fertilizer

Umwelt-Indikator

Indicator: River eutrophication by phosphorus

A graph shows the measuring points that do not comply with the orientation values for phosphorus for the years 1982 to 2020. These are divided into quality classes depending on the level of exceedance. The proportion without exceedances has increased. The proportion of medium and severe exceedances (QC IV) has fallen sharply.

Too high phosphorus concentrations are measured at more than half of all river measurement stations.The share has declined by around one third since the beginning of the 1980s. Very high levels of pollution are very rare nowadays.The Federal Government's aim is to meet the requirements for good status for phosphorous in all water bodies by 2030 at the latest.This requires a change in fertiliser pr... read more

Indicator: Nitrate in groundwater

A graph shows the proportion of groundwater sampling sites where nitrate measurements for the years 2008 to 2020 were above 25 and 50 milligrams per litre.

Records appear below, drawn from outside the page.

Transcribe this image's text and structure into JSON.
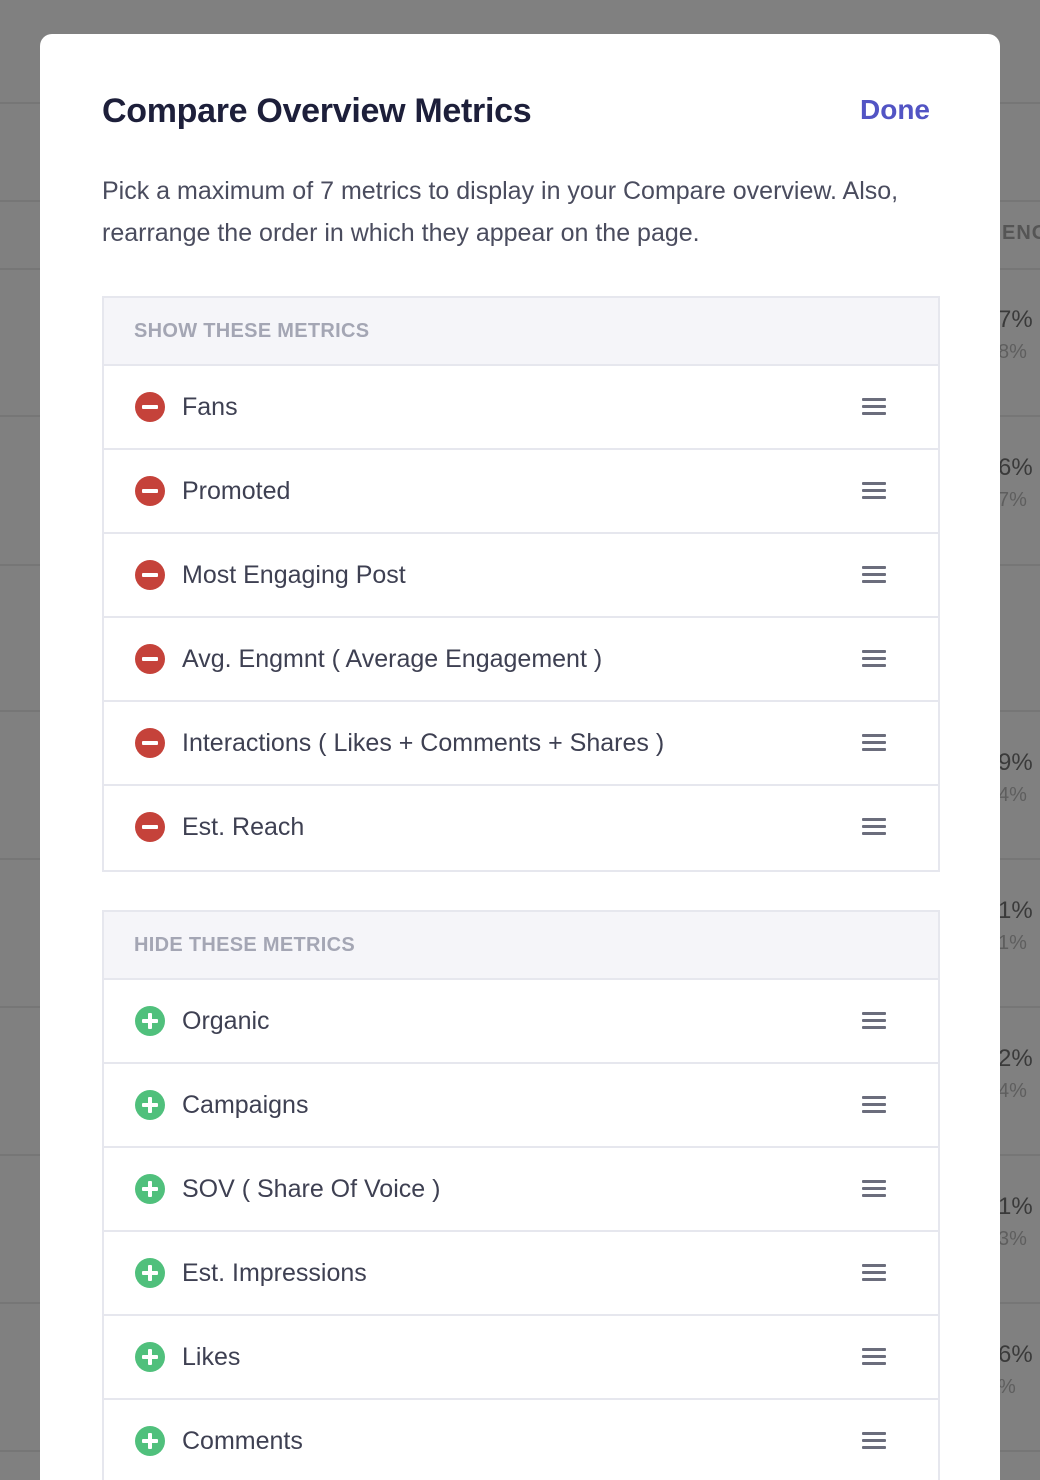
{
  "background": {
    "column_header": "ENGM",
    "cells": [
      {
        "value": "7%",
        "sub": "8%"
      },
      {
        "value": "6%",
        "sub": "7%"
      },
      {
        "value": "9%",
        "sub": "4%"
      },
      {
        "value": "1%",
        "sub": "1%"
      },
      {
        "value": "2%",
        "sub": "4%"
      },
      {
        "value": "1%",
        "sub": "3%"
      },
      {
        "value": "6%",
        "sub": "%"
      }
    ]
  },
  "modal": {
    "title": "Compare Overview Metrics",
    "done_label": "Done",
    "description": "Pick a maximum of 7 metrics to display in your Compare overview. Also, rearrange the order in which they appear on the page.",
    "show_section": {
      "header": "SHOW THESE METRICS",
      "items": [
        {
          "label": "Fans"
        },
        {
          "label": "Promoted"
        },
        {
          "label": "Most Engaging Post"
        },
        {
          "label": "Avg. Engmnt ( Average Engagement )"
        },
        {
          "label": "Interactions ( Likes + Comments + Shares )"
        },
        {
          "label": "Est. Reach"
        }
      ]
    },
    "hide_section": {
      "header": "HIDE THESE METRICS",
      "items": [
        {
          "label": "Organic"
        },
        {
          "label": "Campaigns"
        },
        {
          "label": "SOV ( Share Of Voice )"
        },
        {
          "label": "Est. Impressions"
        },
        {
          "label": "Likes"
        },
        {
          "label": "Comments"
        }
      ]
    }
  },
  "colors": {
    "accent": "#5254c4",
    "remove": "#c5423a",
    "add": "#50c07c"
  }
}
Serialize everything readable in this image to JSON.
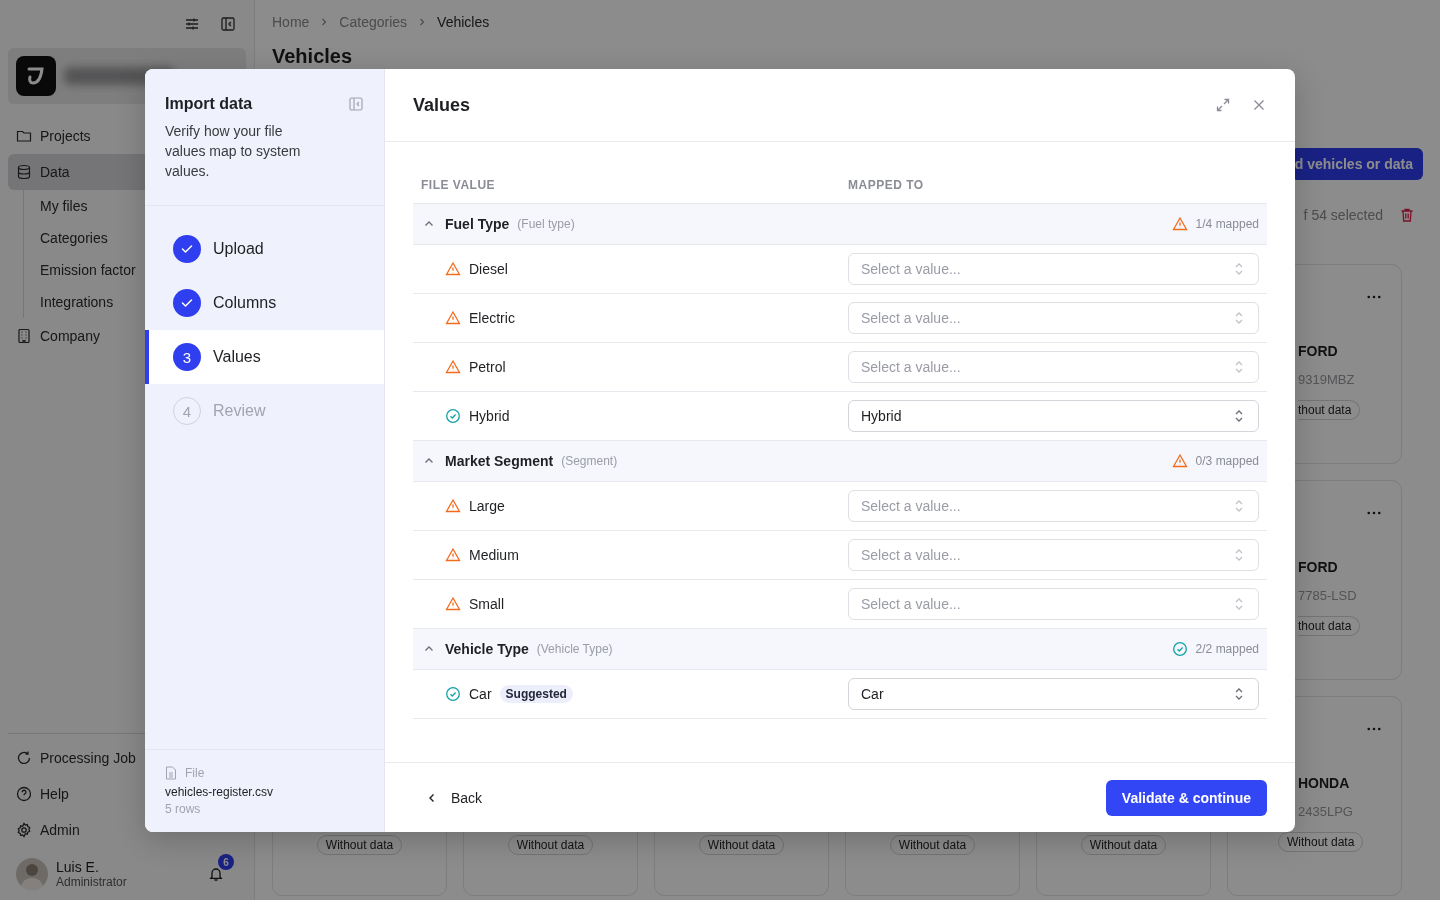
{
  "sidebar": {
    "items": [
      {
        "label": "Projects",
        "selected": false
      },
      {
        "label": "Data",
        "selected": true,
        "children": [
          {
            "label": "My files"
          },
          {
            "label": "Categories"
          },
          {
            "label": "Emission factor"
          },
          {
            "label": "Integrations"
          }
        ]
      },
      {
        "label": "Company",
        "selected": false
      }
    ],
    "bottom_items": [
      {
        "label": "Processing Job"
      },
      {
        "label": "Help"
      },
      {
        "label": "Admin"
      }
    ],
    "user": {
      "name": "Luis E.",
      "role": "Administrator",
      "notifications": "6"
    }
  },
  "breadcrumb": [
    "Home",
    "Categories",
    "Vehicles"
  ],
  "page_title": "Vehicles",
  "add_button": "d vehicles or data",
  "selection_text": "f 54 selected",
  "cards": [
    {
      "make": "FORD",
      "plate": "9319MBZ",
      "status": "thout data",
      "cut": true
    },
    {
      "make": "FORD",
      "plate": "7785-LSD",
      "status": "thout data",
      "cut": true
    },
    {
      "make": "HONDA",
      "plate": "2435LPG",
      "status": "Without data",
      "cut": false
    }
  ],
  "bottom_row_badges": [
    "Without data",
    "Without data",
    "Without data",
    "Without data",
    "Without data"
  ],
  "modal": {
    "title": "Import data",
    "description": "Verify how your file values map to system values.",
    "steps": [
      {
        "label": "Upload",
        "completed": true,
        "selected": false
      },
      {
        "label": "Columns",
        "completed": true,
        "selected": false
      },
      {
        "label": "Values",
        "completed": false,
        "number": "3",
        "selected": true
      },
      {
        "label": "Review",
        "completed": false,
        "number": "4",
        "selected": false
      }
    ],
    "file": {
      "label": "File",
      "name": "vehicles-register.csv",
      "rows": "5 rows"
    },
    "panel_title": "Values",
    "columns": [
      "FILE VALUE",
      "MAPPED TO"
    ],
    "groups": [
      {
        "name": "Fuel Type",
        "source": "(Fuel type)",
        "complete": false,
        "summary": "1/4 mapped",
        "expanded": true,
        "values": [
          {
            "label": "Diesel",
            "mapped": false,
            "placeholder": "Select a value..."
          },
          {
            "label": "Electric",
            "mapped": false,
            "placeholder": "Select a value..."
          },
          {
            "label": "Petrol",
            "mapped": false,
            "placeholder": "Select a value..."
          },
          {
            "label": "Hybrid",
            "mapped": true,
            "value": "Hybrid"
          }
        ]
      },
      {
        "name": "Market Segment",
        "source": "(Segment)",
        "complete": false,
        "summary": "0/3 mapped",
        "expanded": true,
        "values": [
          {
            "label": "Large",
            "mapped": false,
            "placeholder": "Select a value..."
          },
          {
            "label": "Medium",
            "mapped": false,
            "placeholder": "Select a value..."
          },
          {
            "label": "Small",
            "mapped": false,
            "placeholder": "Select a value..."
          }
        ]
      },
      {
        "name": "Vehicle Type",
        "source": "(Vehicle Type)",
        "complete": true,
        "summary": "2/2 mapped",
        "expanded": true,
        "values": [
          {
            "label": "Car",
            "mapped": true,
            "badge": "Suggested",
            "value": "Car"
          }
        ]
      }
    ],
    "back": "Back",
    "primary": "Validate & continue"
  }
}
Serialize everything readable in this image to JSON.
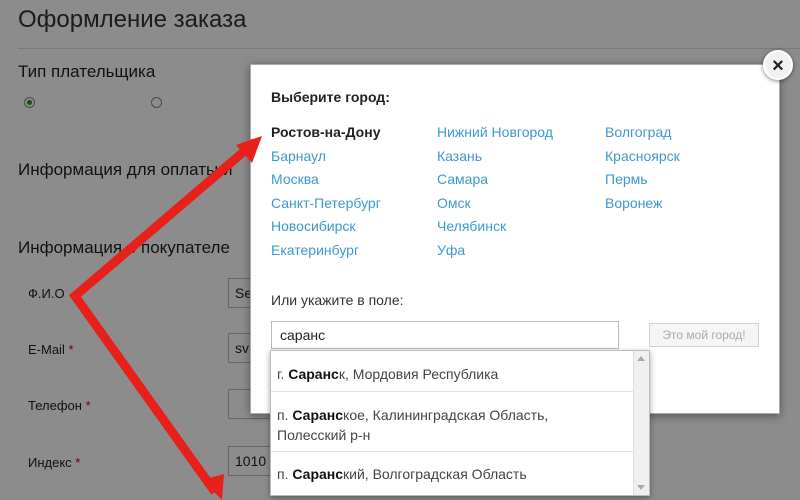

In the period covered, neither sub-indicator has shown any significant change.

The European Nitrates Directive places Germany under the obligation to prevent exceedances of the quality standard of 50 milligrams nitrate per litre.Since 2008, the quality standard has been exceeded every year at almost one in six measuring points.On June 21, 2018, the European Court of Justice found Germany guilty of violating the EU Nitrates Directive.Agriculture is the most important source o... read more

Soil | Agriculture

Fertilizer

Großaufnahme eines Traktors, der auf einem Feld Gülle ausfährt

In order to develop and grow, apart from adequate water, plants need nutrients such as nitrogen, phosphate and potassium and trace elements such as copper and zinc. Only if these requirements are met can high yield, high quality crops be obtained. Crop plants obtain nutrients and trace elements from the soil via their root systems, a process in which soil humus content plays an instrumental role.... read more

Soil | Agriculture

Ecological impact of farming

Tractor with tow tube

Germany’s farming sector uses the largest amount of land, but is at the same a lynchpin of our economy – one that provides a reliable food supply and produces sustainable raw materials. The farming sector also plays a key role when it comes to preservation and development of the man-made environment. But increasingly intensive farming brings with it a host of eco-unfriendly effects. read more

Soil | Agriculture

Nitrogen

A tractor spreading fertilizer on a field

In as much as nitrogen is an indispensable nutrient for all living things, the use of mineral and organic nitrogen fertilizers to increase crop yields is a common practice. It is essential that such fertilizer be used judiciously and on a needs oriented basis. Nitrogen surpluses can damage terrestrial and aquatic ecosystems and can have harmful climatic, air quality, and biodiversity effects. read more

The Umweltbundesamt

For our environment